Gronross's group at Morrison Hershfield, the firm that authored the Building Envelope Thermal Bridging Guide (2020), analyzed the initial design with an eye toward Vancouver's performance-based path to code compliance and found ordinary insulation inadequate. “Linear transmittances like thermal bridging and point loads contribute to the majority of your loss,” he says. “It's not actually the window-wall values; it's these long horizontal ribbons that wrap around the building – balconies, eyebrows, and roof parapets – that pull down the insulation value. They create thermal bridges through the insulation on the exterior.” 

Mechanical engineering consultants MCW ran energy modeling for ASHRAE compliance. “It came back that the building wouldn't meet code,” Gronross reports. “When they tried to do the performance-based evaluation, the articulation of the building, the complexities, the large numbers of thermal bridges” all contributed to this result. ”So the prescriptive requirements from ASHRAE 90.1 – 2016 were the only option. The performance-based path to ASHRAE 90.1 didn't work.” 

Various details evolved for the prescriptive path, Gronross says. External stairs were altered, balconies were changed to roof decks, and structural thermal breaks were incorporated at balconies, concrete eyebrows and parapets. The contractor/developer evaluated several manufacturers of structural thermal breaks, using threshold structural values provided by Kor Structural, and chose Schöck Isokorb® thermal break solutions. Without them, he says, “the building would not have met code.”

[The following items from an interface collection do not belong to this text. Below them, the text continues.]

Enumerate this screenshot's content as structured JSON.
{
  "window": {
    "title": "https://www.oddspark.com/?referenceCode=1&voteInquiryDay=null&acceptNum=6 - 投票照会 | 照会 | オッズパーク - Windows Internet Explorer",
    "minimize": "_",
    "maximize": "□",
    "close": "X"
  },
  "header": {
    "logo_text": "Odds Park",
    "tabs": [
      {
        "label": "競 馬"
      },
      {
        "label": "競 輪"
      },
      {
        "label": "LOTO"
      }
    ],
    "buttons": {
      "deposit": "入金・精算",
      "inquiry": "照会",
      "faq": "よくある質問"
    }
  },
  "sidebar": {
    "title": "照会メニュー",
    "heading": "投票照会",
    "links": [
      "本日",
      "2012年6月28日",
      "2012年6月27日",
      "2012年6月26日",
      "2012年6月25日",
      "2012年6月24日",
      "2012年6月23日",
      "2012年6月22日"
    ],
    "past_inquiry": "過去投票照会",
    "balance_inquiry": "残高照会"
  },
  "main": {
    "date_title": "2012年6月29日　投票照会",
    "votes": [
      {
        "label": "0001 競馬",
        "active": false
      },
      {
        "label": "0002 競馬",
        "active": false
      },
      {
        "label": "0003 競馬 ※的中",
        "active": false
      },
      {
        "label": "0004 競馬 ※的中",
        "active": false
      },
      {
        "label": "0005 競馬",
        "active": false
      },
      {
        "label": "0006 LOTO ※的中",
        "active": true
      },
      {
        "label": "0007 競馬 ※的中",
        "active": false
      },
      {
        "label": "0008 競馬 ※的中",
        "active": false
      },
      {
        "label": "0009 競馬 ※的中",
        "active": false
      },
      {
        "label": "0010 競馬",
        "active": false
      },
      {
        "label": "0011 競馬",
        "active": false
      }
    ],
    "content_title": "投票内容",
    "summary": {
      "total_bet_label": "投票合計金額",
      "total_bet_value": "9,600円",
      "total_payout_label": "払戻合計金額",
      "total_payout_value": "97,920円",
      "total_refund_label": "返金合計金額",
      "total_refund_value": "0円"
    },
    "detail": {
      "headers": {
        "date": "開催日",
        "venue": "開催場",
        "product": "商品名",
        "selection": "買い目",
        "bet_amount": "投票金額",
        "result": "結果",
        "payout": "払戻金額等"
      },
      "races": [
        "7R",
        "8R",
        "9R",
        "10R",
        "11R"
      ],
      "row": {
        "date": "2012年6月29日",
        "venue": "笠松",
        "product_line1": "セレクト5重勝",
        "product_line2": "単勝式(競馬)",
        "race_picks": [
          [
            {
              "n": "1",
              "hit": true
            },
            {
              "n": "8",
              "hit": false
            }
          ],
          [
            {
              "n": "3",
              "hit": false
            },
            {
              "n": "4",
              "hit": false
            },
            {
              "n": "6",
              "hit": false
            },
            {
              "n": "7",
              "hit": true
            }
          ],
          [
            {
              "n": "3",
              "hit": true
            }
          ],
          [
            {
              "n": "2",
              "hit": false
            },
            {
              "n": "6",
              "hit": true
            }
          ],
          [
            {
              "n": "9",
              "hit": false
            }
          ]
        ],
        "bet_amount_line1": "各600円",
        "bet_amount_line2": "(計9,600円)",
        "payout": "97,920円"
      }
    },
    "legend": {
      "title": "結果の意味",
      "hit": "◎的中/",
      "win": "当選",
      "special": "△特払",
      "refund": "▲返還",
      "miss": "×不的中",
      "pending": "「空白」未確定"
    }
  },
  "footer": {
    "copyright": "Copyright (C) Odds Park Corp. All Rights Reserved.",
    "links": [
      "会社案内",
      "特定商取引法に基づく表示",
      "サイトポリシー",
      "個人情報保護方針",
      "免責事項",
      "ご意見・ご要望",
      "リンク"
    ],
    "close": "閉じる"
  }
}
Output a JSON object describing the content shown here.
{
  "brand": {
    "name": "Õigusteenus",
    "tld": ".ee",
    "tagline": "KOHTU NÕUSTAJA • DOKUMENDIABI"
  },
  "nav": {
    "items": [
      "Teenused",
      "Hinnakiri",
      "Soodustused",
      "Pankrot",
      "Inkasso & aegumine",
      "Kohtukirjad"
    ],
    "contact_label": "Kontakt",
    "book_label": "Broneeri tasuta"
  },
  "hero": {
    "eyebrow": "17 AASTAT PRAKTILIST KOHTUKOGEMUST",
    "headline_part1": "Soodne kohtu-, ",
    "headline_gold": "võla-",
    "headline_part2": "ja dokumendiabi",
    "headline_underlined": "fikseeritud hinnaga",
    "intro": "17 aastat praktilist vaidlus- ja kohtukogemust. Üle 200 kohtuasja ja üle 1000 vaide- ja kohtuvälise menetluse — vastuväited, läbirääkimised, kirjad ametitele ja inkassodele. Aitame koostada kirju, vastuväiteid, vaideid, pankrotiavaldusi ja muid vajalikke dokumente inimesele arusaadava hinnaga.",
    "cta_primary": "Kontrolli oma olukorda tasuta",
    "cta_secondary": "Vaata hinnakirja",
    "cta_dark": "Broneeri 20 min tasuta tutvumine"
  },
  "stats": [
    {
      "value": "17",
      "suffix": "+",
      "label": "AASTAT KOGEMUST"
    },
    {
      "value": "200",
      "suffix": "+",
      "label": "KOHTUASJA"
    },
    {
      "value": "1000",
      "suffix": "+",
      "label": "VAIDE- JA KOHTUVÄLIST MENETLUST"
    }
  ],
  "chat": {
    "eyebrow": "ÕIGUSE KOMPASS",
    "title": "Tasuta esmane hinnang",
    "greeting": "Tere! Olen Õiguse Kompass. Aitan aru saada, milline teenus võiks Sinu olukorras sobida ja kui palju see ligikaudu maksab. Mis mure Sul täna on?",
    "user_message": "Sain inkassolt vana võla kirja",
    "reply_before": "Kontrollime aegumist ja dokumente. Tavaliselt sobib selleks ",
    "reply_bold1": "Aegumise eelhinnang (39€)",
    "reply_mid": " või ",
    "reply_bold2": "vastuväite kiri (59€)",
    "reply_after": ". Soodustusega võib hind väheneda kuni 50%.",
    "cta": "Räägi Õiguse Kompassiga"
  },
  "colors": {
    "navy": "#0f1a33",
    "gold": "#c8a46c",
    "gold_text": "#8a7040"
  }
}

The concrete-to-concrete structural thermal breaks transfer bending moments and shear forces via stainless steel upper tension bars and bent shear bars that pass through rigid foam insulation modules and tie into rebar of the balcony and interior slab. As stainless steel is approximately one-third as conductive as carbon steel rebar and rigid foam insulation is approximately 98% less conductive than concrete, the thermal breaks reduce heat loss at the penetration by up to 90%, according to the manufacturer.


Withstanding Seismic Events

“The structural engineers also needed to account for the Vancouver area's seismic risks. The region is near the Cascadia Subduction Zone, a fault line between the North America Plate and the Juan de Fuca Plate, with soil conditions conducive to “severe magnification of the ground shaking,” Markulin says. “We provided load characteristics to Schöck,” he continues, “and they provided thermal breaks designed for earthquake loads which transfer horizontal shear forces parallel to the insulation layer as well as uplift forces. They were installed in conjunction with the thermal breaks resisting gravitational forces.


Green from Top Down

Chelsea’s other environmental features include a ‘green’ roof and plantings to counteract heat-island effect, an efficient irrigation system, low-flow plumbing, local and low-emitting materials, high-efficiency appliances, proximity to transit, and charging stations for electric vehicles. High-performance window wall assemblies feature fibreglass frames clad in aluminum extrusions for durability and energy efficiency. 

Gronross finds that Vancouver's tough regulatory environment is worth bearing. “It creates good durable buildings from an efficiency standpoint,” he says. “With the use of heavily-insulated exterior walls, elimination of thermal bridging, and better-performing windows, you get better buildings with better interior conditions, which lead to a better life.”